A videogame made as a second year degree project by Middlesex University BSc Computer Science graduate Saif Hossenbaccus looks set for big things, after more than 3,000 gamers downloaded it from the Xbox Live platform.
Android, iPhone and PC launches of the arcade-style space shooter are also in the pipeline, meaning the number of people playing it could soon explode as quickly as one of the game's alien enemies.
Generic Space Shooter takes the traditional format of a top-down 2D shooter, challenging users to survive for as long as they can in the face of an ever-growing onslaught of alien spaceships.
"The game is quite tough," said 21-year-old Saif. "You only have three lives before you die and the enemies get harder all the time, but the longer you play the more points you get as the game rewards you for staying alive.
"I called it Generic Space Shooter because that's what it was. As I developed it further it got a bit more complicated and it's not really a generic space shooter anymore, but I decided to keep the name for comedic purposes."

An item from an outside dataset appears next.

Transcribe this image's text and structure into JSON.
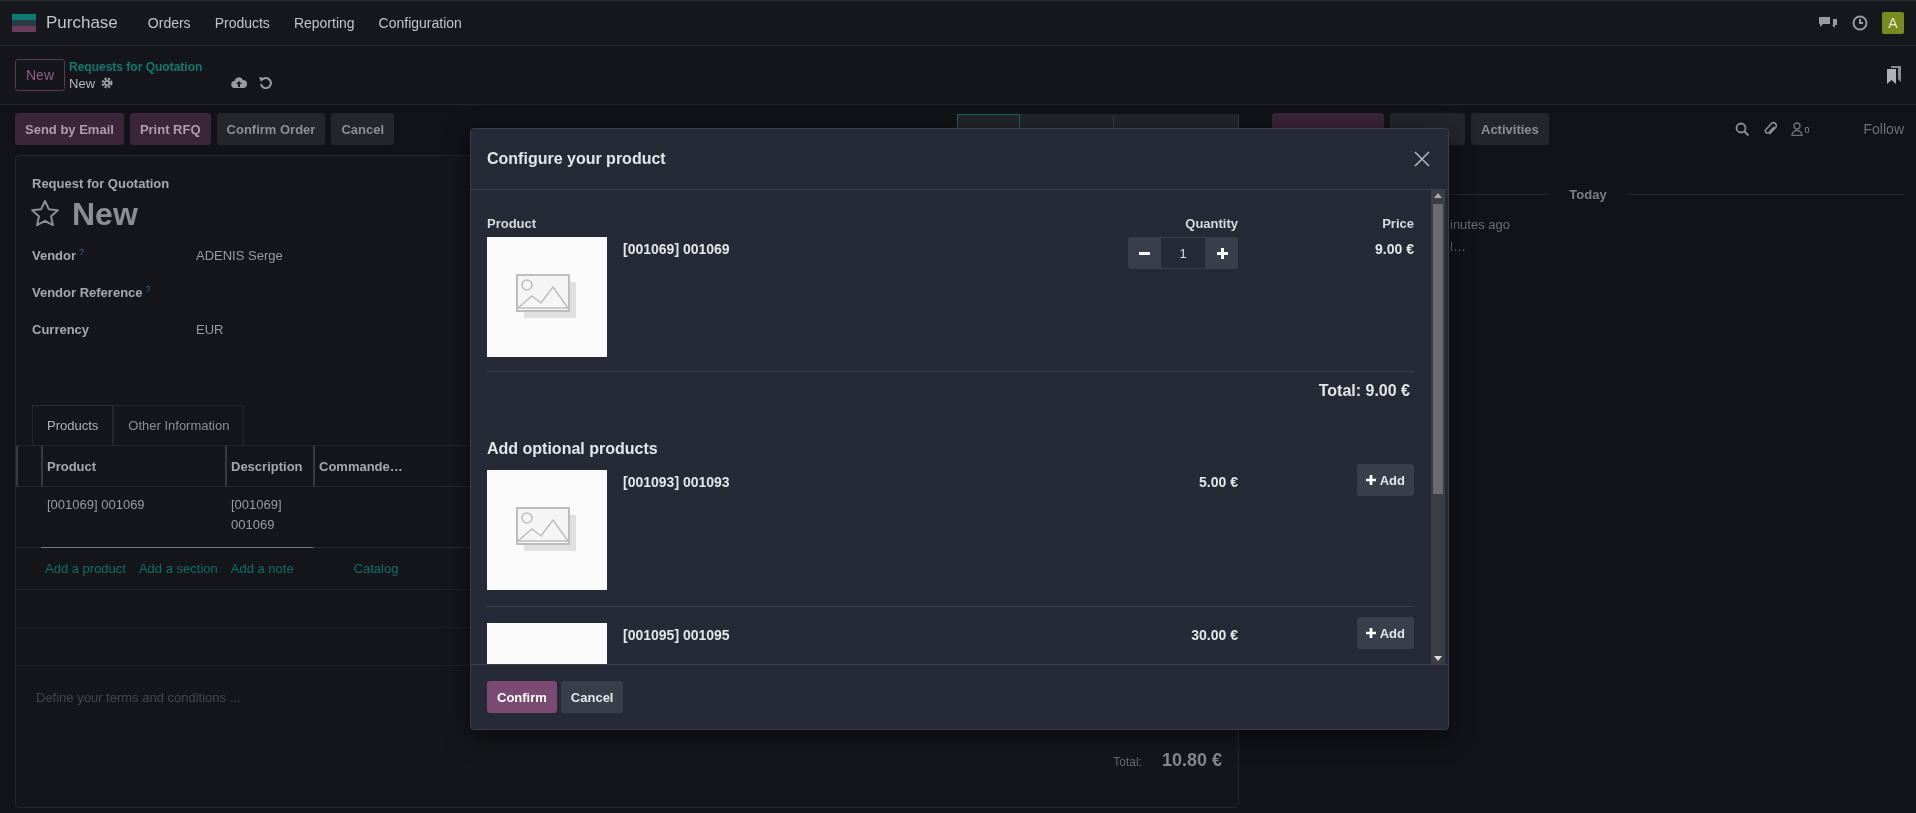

For his undergraduate dissertation, Saif investigated high-resolution gaming. Supervised by Middlesex researcher Dr Chris Rooney, Saif created a version of Generic Space Shooter that would play on the Computer Science department's custom-built Powerwall – a 66 million pixel, wall-sized display.
Yet despite his previous experience developing software, including a programme which enabled the NHS hospital where he worked to more efficiently manage their staff rotas, developing a game posed completely new challenges.
"I'd had experience programming, but making games is completely different," he said. "You need art, music, animations - it's completely different. So I put my head down and learned how to do it.
"I started off just making a regular top down shooter a bit like Space Invader, where your space ship is fixed and the enemies appear from the top. But I wanted to do more than that so I learned how to work with vectors so that I could make the ship capable of moving around the screen."
After submitting the game for his coursework, Saif spent the summer before his third year developing the game further so that it was capable of being published on Xbox Live.
"The course made me really intrigued about how to go about making games, so after gaining an insight into how to develop games, I decided in my third year that I really wanted to make it into a proper game."
During his final year, he created versions that could be played on PC, iPhone and Android devices and also set about investigating ways of publishing the game so that others could play it.
Generic Space Shooter has also been placed on Steam Greenlight, giving its 75 million users the chance to vote on whether they want it to be made available through the platform.
"My main goal right now is to get Generic Space Shooter on to Steam because it has so many users so if I got it on there it would be fantastic, but I also want to release it on the mobile platforms and see how well it does," said Saif.
"Ultimately I have just made something that I really like, so before I move on to making my next game I want to release it so that hopefully other people will enjoy playing it as much as I did."